When educators become connected, the students benefit as well. Connected educators become exposed to a wider variety of resources, methods, and strategies for enhancing and improving the learning environment and the learning experience for all students. Connected educators also begin to see value in creating learning experiences that are built on connectedness and this will translate into the creation of a more connected learning environment where students will begin to communicate, collaborate, and create new knowledge with peers around the world. This global connectedness will increasingly become an essential workplace skill as it allows the individual to tap into a global connected knowledge-base (made up of their peers) and access just-in-time learning or information relevant to current work.
Q: How do you feel connected education will benefit/change education in the next five years?
Connected Education has the potential to make learning much more engaging and more meaningful for all learners, including the adult learners, in a variety of ways. When we create connected learning communities at all levels from the district offices down to each classroom we are increasing the opportunity for learners to access the information they need at the moment they need it while building a network of peers with whom they can learn with throughout the year.

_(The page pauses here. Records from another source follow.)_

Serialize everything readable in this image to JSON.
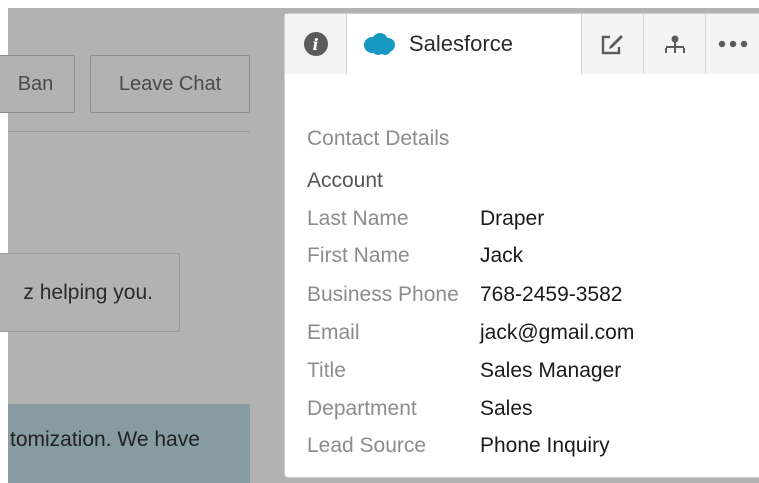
{
  "background_chat": {
    "ban_label": "Ban",
    "leave_chat_label": "Leave Chat",
    "message1_text": "z helping you.",
    "message2_text": "tomization. We have"
  },
  "panel": {
    "tabs": {
      "info_icon": "info-icon",
      "salesforce_label": "Salesforce",
      "edit_icon": "edit-icon",
      "org_icon": "org-chart-icon",
      "more_icon": "more-icon"
    },
    "contact": {
      "section_title": "Contact Details",
      "account_label": "Account",
      "fields": [
        {
          "label": "Last Name",
          "value": "Draper"
        },
        {
          "label": "First Name",
          "value": "Jack"
        },
        {
          "label": "Business Phone",
          "value": "768-2459-3582"
        },
        {
          "label": "Email",
          "value": "jack@gmail.com"
        },
        {
          "label": "Title",
          "value": "Sales Manager"
        },
        {
          "label": "Department",
          "value": "Sales"
        },
        {
          "label": "Lead Source",
          "value": "Phone Inquiry"
        }
      ]
    }
  },
  "colors": {
    "overlay": "#b2b2b2",
    "salesforce_blue": "#1798c1",
    "label_gray": "#8c8c8c"
  }
}
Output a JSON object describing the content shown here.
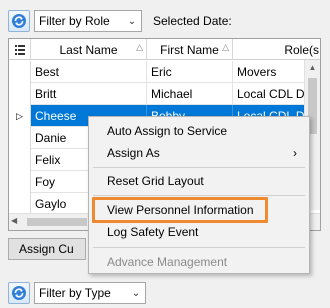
{
  "top_bar": {
    "filter_value": "Filter by Role",
    "selected_date_label": "Selected Date:"
  },
  "grid": {
    "columns": [
      "Last Name",
      "First Name",
      "Role(s"
    ],
    "rows": [
      {
        "last": "Best",
        "first": "Eric",
        "role": "Movers"
      },
      {
        "last": "Britt",
        "first": "Michael",
        "role": "Local CDL D"
      },
      {
        "last": "Cheese",
        "first": "Bobby",
        "role": "Local CDL D"
      },
      {
        "last": "Danie",
        "first": "",
        "role": ""
      },
      {
        "last": "Felix",
        "first": "",
        "role": ""
      },
      {
        "last": "Foy",
        "first": "",
        "role": ""
      },
      {
        "last": "Gaylo",
        "first": "",
        "role": ""
      }
    ]
  },
  "assign_button": {
    "label": "Assign Cu"
  },
  "context_menu": {
    "items": [
      "Auto Assign to Service",
      "Assign As",
      "Reset Grid Layout",
      "View Personnel Information",
      "Log Safety Event",
      "Advance Management"
    ],
    "highlighted_item": "View Personnel Information",
    "highlight_color": "#f08a30"
  },
  "bottom_bar": {
    "filter_value": "Filter by Type"
  },
  "colors": {
    "selection": "#0078d7",
    "window_bg": "#f0f0f0"
  }
}
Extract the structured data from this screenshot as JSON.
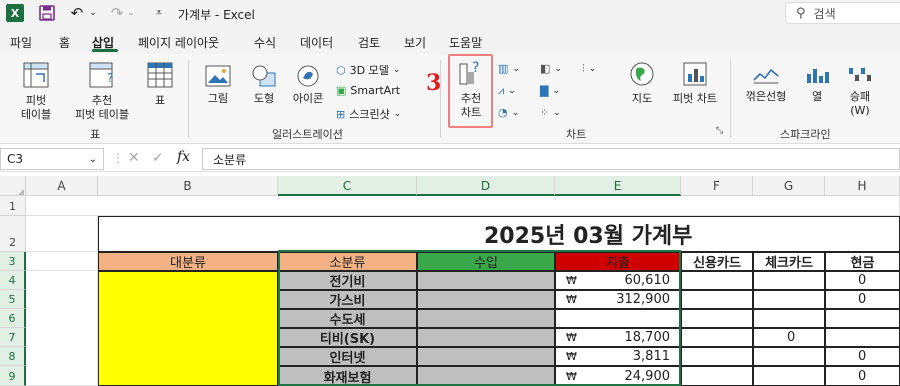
{
  "titlebar": {
    "app_logo": "X",
    "title": "가계부  -  Excel",
    "search_placeholder": "검색"
  },
  "menu": {
    "tabs": [
      "파일",
      "홈",
      "삽입",
      "페이지 레이아웃",
      "수식",
      "데이터",
      "검토",
      "보기",
      "도움말"
    ],
    "active": "삽입"
  },
  "ribbon": {
    "pivot_table": "피벗\n테이블",
    "recommended_pivot": "추천\n피벗 테이블",
    "table": "표",
    "group_table": "표",
    "picture": "그림",
    "shapes": "도형",
    "icons": "아이콘",
    "models_3d": "3D 모델",
    "smartart": "SmartArt",
    "screenshot": "스크린샷",
    "group_illustration": "일러스트레이션",
    "recommended_charts": "추천\n차트",
    "maps": "지도",
    "pivot_chart": "피벗 차트",
    "group_chart": "차트",
    "spark_line": "꺾은선형",
    "spark_column": "열",
    "spark_winloss": "승패\n(W)",
    "group_sparkline": "스파크라인",
    "step_number": "3"
  },
  "formula_bar": {
    "name_box": "C3",
    "formula": "소분류"
  },
  "grid": {
    "columns": [
      "A",
      "B",
      "C",
      "D",
      "E",
      "F",
      "G",
      "H"
    ],
    "rows": [
      "1",
      "2",
      "3",
      "4",
      "5",
      "6",
      "7",
      "8",
      "9"
    ],
    "title": "2025년 03월 가계부",
    "headers": {
      "major_category": "대분류",
      "minor_category": "소분류",
      "income": "수입",
      "expense": "지출",
      "credit_card": "신용카드",
      "check_card": "체크카드",
      "cash": "현금"
    },
    "currency_symbol": "₩",
    "data_rows": [
      {
        "minor": "전기비",
        "expense": "60,610",
        "credit": "",
        "check": "",
        "cash": "0"
      },
      {
        "minor": "가스비",
        "expense": "312,900",
        "credit": "",
        "check": "",
        "cash": "0"
      },
      {
        "minor": "수도세",
        "expense": "",
        "credit": "",
        "check": "",
        "cash": ""
      },
      {
        "minor": "티비(SK)",
        "expense": "18,700",
        "credit": "",
        "check": "0",
        "cash": ""
      },
      {
        "minor": "인터넷",
        "expense": "3,811",
        "credit": "",
        "check": "",
        "cash": "0"
      },
      {
        "minor": "화재보험",
        "expense": "24,900",
        "credit": "",
        "check": "",
        "cash": "0"
      }
    ]
  },
  "colors": {
    "excel_green": "#1d6f42",
    "header_salmon": "#f4b183",
    "header_green": "#3aa84a",
    "header_red": "#d00000",
    "yellow": "#ffff00",
    "gray_cell": "#bfbfbf",
    "step_red": "#e0191c"
  }
}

As more educators experience this in their own work and their own learning they will begin to understand how powerful this can be for their students, and they will increasingly demand that districts provide the infrastructure and the tools to enable more connected learning on all campuses. This is already beginning to happen in many schools and districts at a grassroots level with individual educators, but we will begin to see the impact on a larger scale as districts learn to create connected learning communities for professional learning. This will create a model for those educators who have not yet discovered the value of becoming connected. As more teachers experience connected learning through a district level connected community, they will become models for their students as they begin to transform the learning experiences in their own classrooms. This transformation will empower teachers and students to take more ownership of their learning journeys, and in time I believe we will see that this does more to achieve our goals for student achievement much more effectively than our current methods.
Know a connected educator like Stephanie who has been helpful to you? Consider giving them a CEM badge to say thanks…
"When we create connected learning communities at all levels from the district offices down to each classroom we are increasing the opportunity for learners to access the information they need at the moment they need it while building a network of peers with whom they can learn with throughout the year."
About Educator Stephanie Sandifer
Stephanie Sandifer is an educator in Houston with nearly 20 years of experience educating children and adults at all levels, including leadership roles that encompass a wide range of school administration and curriculum/instructional leadership functions. She is the creator of the Change Agency blog, and author of Wikis for School Leaders, Wikified Schools, and co-author of the chapter on wikis in What school administrators need to know about digital technologies and social media. In the spirit of giving back, Stephanie serves on the Advisory Boards of A+ Unlimited Potential (A+UP), an innovative middle school located in the Houston Museum District, and the SXSWedu Conference.